◆ WHAT IS BEING ASKED
Please give every entry again, exactly as it reads.

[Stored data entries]
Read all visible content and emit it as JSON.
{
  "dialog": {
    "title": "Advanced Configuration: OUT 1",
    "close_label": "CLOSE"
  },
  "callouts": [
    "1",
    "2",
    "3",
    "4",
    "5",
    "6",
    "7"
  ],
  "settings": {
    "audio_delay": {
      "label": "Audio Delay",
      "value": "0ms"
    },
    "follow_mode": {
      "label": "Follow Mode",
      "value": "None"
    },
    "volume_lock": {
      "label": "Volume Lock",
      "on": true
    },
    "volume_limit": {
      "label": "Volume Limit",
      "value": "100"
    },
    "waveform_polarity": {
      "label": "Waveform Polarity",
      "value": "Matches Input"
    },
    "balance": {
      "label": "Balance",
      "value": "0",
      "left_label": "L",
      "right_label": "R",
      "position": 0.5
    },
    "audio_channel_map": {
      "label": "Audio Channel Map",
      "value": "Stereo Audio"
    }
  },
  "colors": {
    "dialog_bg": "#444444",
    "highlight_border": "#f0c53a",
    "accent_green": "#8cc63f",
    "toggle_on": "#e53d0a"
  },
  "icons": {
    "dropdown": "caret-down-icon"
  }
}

◆ SOLUTION BELOW
Read all visible content and emit it as JSON.
{
  "dialog": {
    "title": "Advanced Configuration: OUT 1",
    "close_label": "CLOSE"
  },
  "callouts": [
    "1",
    "2",
    "3",
    "4",
    "5",
    "6",
    "7"
  ],
  "settings": {
    "audio_delay": {
      "label": "Audio Delay",
      "value": "0ms"
    },
    "follow_mode": {
      "label": "Follow Mode",
      "value": "None"
    },
    "volume_lock": {
      "label": "Volume Lock",
      "on": true
    },
    "volume_limit": {
      "label": "Volume Limit",
      "value": "100"
    },
    "waveform_polarity": {
      "label": "Waveform Polarity",
      "value": "Matches Input"
    },
    "balance": {
      "label": "Balance",
      "value": "0",
      "left_label": "L",
      "right_label": "R",
      "position": 0.5
    },
    "audio_channel_map": {
      "label": "Audio Channel Map",
      "value": "Stereo Audio"
    }
  },
  "colors": {
    "dialog_bg": "#444444",
    "highlight_border": "#f0c53a",
    "accent_green": "#8cc63f",
    "toggle_on": "#e53d0a"
  },
  "icons": {
    "dropdown": "caret-down-icon"
  }
}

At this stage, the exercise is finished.